Work required
Filter the records below for the word "illustration". Copy each line that holds it.

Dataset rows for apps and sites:
↓

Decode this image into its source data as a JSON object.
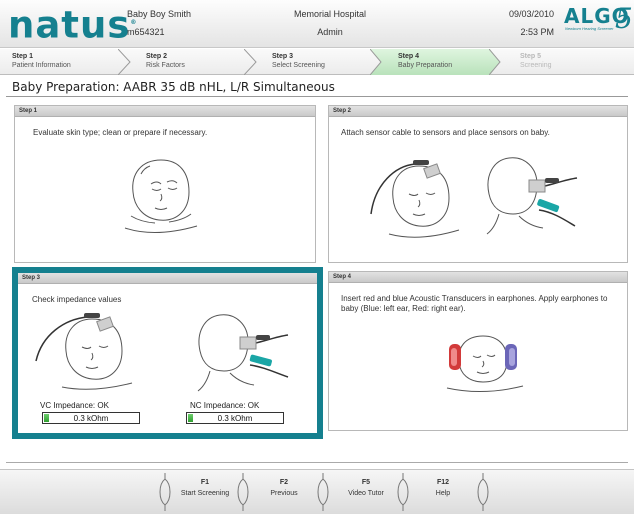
{
  "header": {
    "brand": "natus",
    "patient_name": "Baby Boy Smith",
    "patient_id": "m654321",
    "hospital": "Memorial Hospital",
    "user": "Admin",
    "date": "09/03/2010",
    "time": "2:53 PM",
    "product_logo": {
      "word": "ALGO",
      "version": "5",
      "tagline": "Newborn Hearing Screener"
    }
  },
  "steps": [
    {
      "step": "Step 1",
      "label": "Patient Information",
      "state": "done"
    },
    {
      "step": "Step 2",
      "label": "Risk Factors",
      "state": "done"
    },
    {
      "step": "Step 3",
      "label": "Select Screening",
      "state": "done"
    },
    {
      "step": "Step 4",
      "label": "Baby Preparation",
      "state": "active"
    },
    {
      "step": "Step 5",
      "label": "Screening",
      "state": "disabled"
    }
  ],
  "page_title": "Baby Preparation: AABR 35 dB nHL, L/R Simultaneous",
  "panels": [
    {
      "header": "Step 1",
      "instruction": "Evaluate skin type; clean or prepare if necessary."
    },
    {
      "header": "Step 2",
      "instruction": "Attach sensor cable to sensors and place sensors on baby."
    },
    {
      "header": "Step 3",
      "instruction": "Check impedance values",
      "impedance": [
        {
          "label": "VC Impedance:  OK",
          "value": "0.3 kOhm",
          "level": 0.05
        },
        {
          "label": "NC Impedance:  OK",
          "value": "0.3 kOhm",
          "level": 0.05
        }
      ]
    },
    {
      "header": "Step 4",
      "instruction": "Insert red and blue Acoustic Transducers in earphones. Apply earphones to baby (Blue: left ear, Red: right ear)."
    }
  ],
  "function_keys": [
    {
      "key": "F1",
      "label": "Start Screening"
    },
    {
      "key": "F2",
      "label": "Previous"
    },
    {
      "key": "F5",
      "label": "Video Tutor"
    },
    {
      "key": "F12",
      "label": "Help"
    }
  ],
  "colors": {
    "brand_teal": "#15808f",
    "active_step": "#b9e2bb",
    "impedance_ok": "#2f9f2f",
    "cable_teal": "#1aa6a6",
    "earphone_red": "#d23a3a",
    "earphone_blue": "#6b66b8"
  },
  "icons": [
    "baby-face-illustration",
    "baby-head-back-illustration",
    "sensor-cable-illustration",
    "earphones-illustration"
  ]
}
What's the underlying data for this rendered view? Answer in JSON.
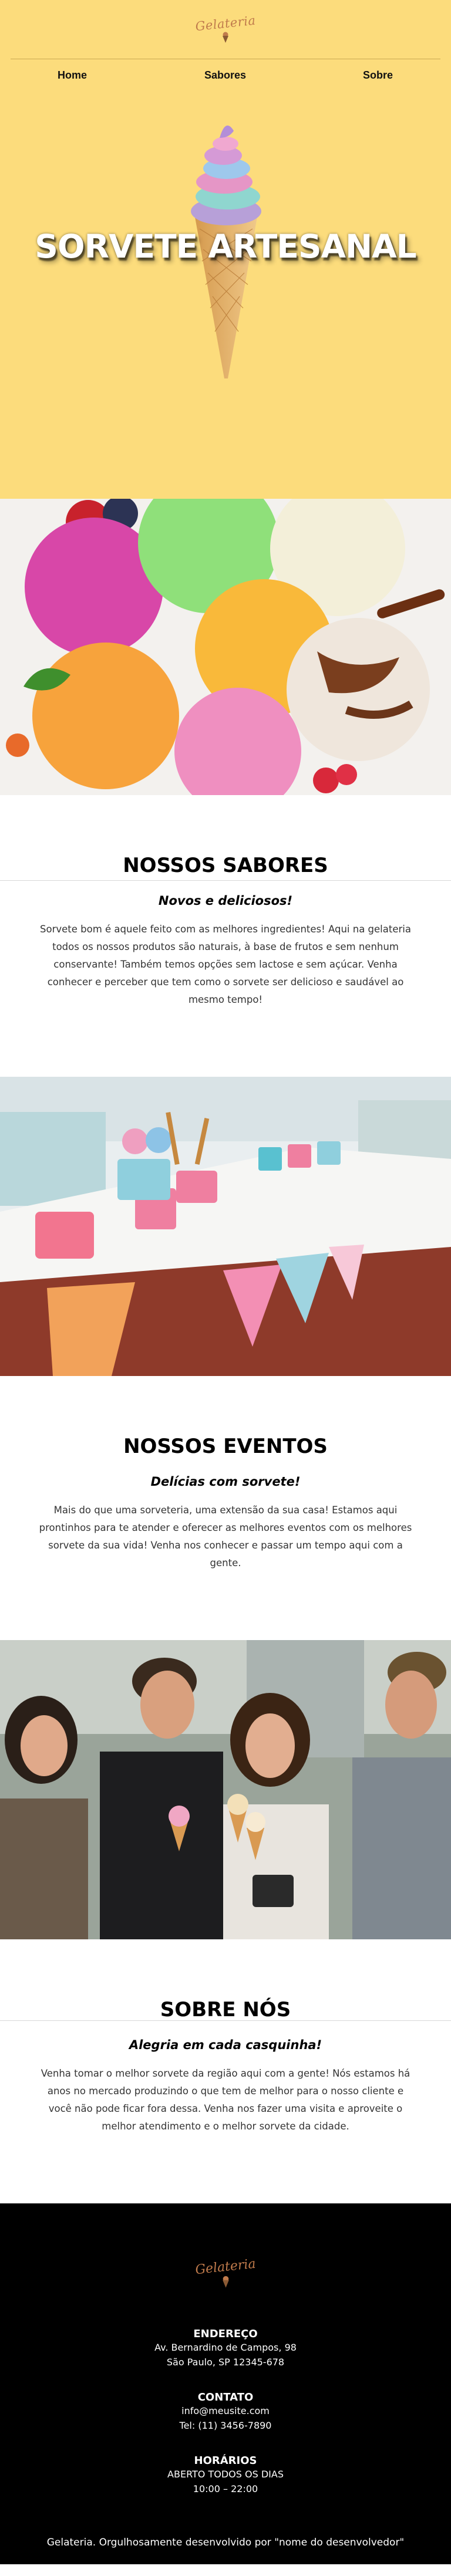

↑

Your response
    "baby-face-illustration",
    "baby-head-back-illustration",
    "sensor-cable-illustration",
    "earphones-illustration"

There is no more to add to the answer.